WHAT TO WORK ON: Please copy each line of the data that includes the string "firs".

Excerpts from an interface dataset:
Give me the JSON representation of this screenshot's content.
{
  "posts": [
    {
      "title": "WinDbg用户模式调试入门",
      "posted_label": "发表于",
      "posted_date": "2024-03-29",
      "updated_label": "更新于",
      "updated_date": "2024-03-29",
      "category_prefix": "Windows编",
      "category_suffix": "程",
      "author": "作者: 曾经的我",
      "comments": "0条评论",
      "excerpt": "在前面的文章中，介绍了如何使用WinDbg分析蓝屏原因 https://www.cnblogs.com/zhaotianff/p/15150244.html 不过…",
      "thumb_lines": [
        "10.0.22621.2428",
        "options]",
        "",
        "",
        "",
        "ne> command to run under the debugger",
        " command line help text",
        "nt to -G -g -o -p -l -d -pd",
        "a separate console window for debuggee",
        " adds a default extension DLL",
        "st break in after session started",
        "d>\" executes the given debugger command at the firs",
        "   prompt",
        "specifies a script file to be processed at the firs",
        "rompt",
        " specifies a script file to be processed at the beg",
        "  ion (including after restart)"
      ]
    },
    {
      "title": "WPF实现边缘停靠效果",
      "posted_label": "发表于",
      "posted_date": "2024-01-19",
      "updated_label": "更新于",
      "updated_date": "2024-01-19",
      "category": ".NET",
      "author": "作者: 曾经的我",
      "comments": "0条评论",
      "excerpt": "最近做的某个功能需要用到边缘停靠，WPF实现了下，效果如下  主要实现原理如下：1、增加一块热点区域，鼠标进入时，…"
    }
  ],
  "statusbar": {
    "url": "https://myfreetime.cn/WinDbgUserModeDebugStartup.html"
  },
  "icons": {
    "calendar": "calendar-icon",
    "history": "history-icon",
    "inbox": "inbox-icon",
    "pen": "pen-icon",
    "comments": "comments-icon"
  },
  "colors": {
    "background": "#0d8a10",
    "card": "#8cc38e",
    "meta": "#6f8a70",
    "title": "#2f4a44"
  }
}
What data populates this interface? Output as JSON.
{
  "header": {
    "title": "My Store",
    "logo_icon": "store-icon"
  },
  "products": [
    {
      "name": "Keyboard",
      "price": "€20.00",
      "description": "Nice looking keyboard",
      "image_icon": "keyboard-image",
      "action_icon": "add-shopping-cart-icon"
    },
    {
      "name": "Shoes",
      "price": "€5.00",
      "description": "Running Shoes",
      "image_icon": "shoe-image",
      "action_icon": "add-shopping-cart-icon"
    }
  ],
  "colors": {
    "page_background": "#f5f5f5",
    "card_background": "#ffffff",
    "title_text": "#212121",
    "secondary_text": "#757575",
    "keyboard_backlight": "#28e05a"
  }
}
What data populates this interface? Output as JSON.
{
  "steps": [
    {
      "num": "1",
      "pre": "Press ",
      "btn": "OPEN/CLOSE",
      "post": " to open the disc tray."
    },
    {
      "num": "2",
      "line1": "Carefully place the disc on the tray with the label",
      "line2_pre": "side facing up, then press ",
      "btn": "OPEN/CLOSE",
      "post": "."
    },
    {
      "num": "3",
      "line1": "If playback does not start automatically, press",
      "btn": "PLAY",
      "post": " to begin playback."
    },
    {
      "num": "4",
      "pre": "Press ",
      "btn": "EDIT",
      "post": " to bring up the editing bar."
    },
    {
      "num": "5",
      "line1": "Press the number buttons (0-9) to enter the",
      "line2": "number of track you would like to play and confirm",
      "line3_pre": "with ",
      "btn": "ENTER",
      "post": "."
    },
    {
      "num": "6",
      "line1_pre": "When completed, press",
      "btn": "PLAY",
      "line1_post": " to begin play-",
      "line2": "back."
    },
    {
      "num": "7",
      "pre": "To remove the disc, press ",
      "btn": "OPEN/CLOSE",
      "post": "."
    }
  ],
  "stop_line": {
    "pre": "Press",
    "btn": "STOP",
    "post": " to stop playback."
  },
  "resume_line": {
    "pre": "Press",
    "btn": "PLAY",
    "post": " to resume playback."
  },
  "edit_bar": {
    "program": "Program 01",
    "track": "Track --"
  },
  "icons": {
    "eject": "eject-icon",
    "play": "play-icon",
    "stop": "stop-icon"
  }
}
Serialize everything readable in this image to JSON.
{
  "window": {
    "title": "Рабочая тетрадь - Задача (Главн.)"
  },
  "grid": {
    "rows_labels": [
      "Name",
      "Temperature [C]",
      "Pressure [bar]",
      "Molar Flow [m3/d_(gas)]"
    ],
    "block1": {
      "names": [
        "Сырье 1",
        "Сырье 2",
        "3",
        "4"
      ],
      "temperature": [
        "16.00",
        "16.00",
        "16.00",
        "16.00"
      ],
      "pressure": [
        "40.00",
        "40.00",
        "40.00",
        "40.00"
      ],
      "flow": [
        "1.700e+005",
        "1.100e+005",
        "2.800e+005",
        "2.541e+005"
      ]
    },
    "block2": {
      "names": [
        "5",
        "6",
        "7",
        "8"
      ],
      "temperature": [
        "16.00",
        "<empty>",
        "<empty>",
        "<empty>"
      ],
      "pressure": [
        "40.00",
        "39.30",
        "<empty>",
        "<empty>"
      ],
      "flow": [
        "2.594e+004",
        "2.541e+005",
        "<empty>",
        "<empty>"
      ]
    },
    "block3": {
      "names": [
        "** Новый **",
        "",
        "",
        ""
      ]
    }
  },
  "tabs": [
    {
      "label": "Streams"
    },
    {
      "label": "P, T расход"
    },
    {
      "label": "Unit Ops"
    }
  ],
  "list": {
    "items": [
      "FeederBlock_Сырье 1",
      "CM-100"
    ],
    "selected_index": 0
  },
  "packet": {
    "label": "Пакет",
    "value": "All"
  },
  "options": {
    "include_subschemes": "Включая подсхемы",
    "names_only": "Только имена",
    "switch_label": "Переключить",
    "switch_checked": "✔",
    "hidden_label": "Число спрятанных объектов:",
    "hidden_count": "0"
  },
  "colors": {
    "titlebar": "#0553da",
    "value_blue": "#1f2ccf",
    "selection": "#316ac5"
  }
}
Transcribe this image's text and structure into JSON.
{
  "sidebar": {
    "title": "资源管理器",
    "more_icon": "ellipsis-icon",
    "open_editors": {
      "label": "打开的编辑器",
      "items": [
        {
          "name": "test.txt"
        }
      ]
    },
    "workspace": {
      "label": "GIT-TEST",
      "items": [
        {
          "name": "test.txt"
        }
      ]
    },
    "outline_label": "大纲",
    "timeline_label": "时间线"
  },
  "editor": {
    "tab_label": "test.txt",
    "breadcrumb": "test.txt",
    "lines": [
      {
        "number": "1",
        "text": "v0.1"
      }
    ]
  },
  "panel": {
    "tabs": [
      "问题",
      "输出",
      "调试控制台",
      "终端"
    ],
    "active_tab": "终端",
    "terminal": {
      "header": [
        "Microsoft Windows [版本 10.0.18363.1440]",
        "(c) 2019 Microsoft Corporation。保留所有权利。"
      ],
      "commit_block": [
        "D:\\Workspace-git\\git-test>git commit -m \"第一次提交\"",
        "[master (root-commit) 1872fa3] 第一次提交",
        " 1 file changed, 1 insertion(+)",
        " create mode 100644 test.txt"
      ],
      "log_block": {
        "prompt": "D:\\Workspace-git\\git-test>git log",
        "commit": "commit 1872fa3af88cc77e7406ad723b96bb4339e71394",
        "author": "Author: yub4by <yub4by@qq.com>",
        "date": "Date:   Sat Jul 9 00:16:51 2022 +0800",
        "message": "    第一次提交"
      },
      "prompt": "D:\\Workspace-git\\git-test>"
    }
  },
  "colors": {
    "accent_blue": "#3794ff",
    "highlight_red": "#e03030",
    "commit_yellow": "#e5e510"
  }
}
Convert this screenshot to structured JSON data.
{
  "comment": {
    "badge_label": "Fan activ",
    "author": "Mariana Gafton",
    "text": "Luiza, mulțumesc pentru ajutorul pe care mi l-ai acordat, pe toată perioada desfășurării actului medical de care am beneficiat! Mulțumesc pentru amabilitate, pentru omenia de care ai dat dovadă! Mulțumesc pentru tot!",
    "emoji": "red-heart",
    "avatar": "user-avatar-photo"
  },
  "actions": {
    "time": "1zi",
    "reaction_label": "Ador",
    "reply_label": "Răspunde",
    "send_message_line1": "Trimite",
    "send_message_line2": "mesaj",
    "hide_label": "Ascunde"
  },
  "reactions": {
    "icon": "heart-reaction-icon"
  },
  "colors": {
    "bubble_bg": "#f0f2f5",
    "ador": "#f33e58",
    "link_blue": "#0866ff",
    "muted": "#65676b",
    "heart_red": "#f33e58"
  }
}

SOLUTION BELOW:
        "d>\" executes the given debugger command at the firs",
        "specifies a script file to be processed at the firs",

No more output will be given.